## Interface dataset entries
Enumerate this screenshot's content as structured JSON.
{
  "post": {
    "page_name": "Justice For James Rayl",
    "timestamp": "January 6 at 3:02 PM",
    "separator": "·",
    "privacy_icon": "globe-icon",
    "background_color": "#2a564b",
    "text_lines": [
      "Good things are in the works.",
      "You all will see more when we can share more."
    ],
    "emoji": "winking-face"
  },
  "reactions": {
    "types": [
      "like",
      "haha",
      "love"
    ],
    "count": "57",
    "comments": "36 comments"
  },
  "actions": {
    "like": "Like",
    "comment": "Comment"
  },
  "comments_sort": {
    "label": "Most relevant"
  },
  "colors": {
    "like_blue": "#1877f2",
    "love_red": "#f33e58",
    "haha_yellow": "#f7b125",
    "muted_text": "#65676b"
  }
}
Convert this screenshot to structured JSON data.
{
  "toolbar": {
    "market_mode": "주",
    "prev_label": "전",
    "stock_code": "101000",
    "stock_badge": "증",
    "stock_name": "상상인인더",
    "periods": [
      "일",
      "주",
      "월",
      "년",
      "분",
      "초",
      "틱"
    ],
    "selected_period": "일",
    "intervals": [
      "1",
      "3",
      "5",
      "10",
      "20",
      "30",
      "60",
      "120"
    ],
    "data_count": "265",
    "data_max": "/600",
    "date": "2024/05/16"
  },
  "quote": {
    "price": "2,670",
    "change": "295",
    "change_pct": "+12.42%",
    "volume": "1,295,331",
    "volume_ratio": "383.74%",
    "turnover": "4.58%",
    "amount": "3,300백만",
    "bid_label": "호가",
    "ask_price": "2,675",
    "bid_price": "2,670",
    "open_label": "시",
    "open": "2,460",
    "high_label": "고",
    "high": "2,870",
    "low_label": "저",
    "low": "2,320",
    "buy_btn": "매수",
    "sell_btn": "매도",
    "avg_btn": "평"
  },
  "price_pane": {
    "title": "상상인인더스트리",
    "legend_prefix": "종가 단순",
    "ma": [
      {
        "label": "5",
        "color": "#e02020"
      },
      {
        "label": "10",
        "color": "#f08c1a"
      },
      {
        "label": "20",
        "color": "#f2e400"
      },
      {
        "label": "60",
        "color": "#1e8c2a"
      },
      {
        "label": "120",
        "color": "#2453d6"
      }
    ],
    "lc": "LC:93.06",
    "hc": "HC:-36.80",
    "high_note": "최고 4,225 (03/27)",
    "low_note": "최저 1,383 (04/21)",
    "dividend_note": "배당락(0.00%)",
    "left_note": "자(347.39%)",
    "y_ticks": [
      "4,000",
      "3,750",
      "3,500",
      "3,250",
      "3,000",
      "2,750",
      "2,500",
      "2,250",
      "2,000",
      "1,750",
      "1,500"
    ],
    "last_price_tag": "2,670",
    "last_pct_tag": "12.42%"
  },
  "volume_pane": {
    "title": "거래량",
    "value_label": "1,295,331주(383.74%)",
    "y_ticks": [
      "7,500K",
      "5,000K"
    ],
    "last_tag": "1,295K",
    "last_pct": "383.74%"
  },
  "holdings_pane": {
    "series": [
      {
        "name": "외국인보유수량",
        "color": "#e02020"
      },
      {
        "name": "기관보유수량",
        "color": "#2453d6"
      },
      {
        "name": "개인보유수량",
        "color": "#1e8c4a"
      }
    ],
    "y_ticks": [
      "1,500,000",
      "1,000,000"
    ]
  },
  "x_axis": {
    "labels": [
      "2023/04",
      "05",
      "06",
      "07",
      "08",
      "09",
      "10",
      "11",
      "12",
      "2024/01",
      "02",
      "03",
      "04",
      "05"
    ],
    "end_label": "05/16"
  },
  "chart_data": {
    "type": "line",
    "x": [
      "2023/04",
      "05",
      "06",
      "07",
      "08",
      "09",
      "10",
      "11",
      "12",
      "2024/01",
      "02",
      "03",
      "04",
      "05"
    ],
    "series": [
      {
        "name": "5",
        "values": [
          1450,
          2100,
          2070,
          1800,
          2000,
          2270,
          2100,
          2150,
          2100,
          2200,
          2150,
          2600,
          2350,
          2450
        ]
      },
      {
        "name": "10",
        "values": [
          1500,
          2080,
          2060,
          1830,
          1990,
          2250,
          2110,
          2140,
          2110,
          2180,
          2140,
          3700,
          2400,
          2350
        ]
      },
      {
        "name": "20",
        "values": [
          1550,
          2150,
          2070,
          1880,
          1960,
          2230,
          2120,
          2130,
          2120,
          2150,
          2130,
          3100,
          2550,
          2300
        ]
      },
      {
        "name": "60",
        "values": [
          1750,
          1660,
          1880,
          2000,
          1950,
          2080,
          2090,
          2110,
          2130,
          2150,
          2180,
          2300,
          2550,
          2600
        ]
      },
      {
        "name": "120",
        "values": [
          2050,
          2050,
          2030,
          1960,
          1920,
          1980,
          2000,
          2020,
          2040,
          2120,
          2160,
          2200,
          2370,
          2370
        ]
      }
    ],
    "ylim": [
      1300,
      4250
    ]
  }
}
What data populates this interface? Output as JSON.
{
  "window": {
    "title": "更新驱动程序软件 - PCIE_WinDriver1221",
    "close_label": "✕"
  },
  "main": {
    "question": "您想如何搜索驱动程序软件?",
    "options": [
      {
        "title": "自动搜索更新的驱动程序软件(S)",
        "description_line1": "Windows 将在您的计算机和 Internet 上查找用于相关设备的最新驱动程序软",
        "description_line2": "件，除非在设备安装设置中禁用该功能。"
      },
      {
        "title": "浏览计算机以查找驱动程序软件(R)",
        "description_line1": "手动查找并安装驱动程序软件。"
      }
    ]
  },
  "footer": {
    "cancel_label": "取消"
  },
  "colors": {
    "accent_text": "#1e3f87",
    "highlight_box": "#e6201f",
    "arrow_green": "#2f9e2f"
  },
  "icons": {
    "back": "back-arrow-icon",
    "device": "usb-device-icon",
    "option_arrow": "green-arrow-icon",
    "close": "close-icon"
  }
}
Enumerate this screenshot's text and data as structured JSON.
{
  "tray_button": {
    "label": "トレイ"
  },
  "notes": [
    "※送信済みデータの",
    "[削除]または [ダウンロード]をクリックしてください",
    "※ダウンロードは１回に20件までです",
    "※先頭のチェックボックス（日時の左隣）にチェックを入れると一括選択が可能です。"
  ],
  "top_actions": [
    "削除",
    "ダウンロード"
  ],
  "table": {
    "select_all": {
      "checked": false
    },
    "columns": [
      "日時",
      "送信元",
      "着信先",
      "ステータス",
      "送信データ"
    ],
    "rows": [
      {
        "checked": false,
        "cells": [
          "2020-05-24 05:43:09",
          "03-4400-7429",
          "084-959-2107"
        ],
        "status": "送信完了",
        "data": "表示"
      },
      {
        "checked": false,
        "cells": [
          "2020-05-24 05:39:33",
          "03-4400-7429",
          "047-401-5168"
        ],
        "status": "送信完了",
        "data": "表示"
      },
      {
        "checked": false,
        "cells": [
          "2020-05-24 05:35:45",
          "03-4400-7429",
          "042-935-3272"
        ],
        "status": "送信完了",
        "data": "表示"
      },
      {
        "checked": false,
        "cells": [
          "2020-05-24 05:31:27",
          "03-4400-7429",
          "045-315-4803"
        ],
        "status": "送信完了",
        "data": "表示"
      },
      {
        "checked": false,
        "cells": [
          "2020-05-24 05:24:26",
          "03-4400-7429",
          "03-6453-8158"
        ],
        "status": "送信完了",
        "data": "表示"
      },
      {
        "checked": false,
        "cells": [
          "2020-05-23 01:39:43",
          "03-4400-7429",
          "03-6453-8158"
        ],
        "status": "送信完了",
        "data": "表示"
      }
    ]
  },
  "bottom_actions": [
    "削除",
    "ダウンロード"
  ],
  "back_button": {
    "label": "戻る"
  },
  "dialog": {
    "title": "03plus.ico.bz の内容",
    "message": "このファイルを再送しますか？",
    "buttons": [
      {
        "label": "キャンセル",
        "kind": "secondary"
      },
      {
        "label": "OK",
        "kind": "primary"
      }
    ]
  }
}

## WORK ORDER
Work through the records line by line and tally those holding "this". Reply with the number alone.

## REPLY TO THE TASK
4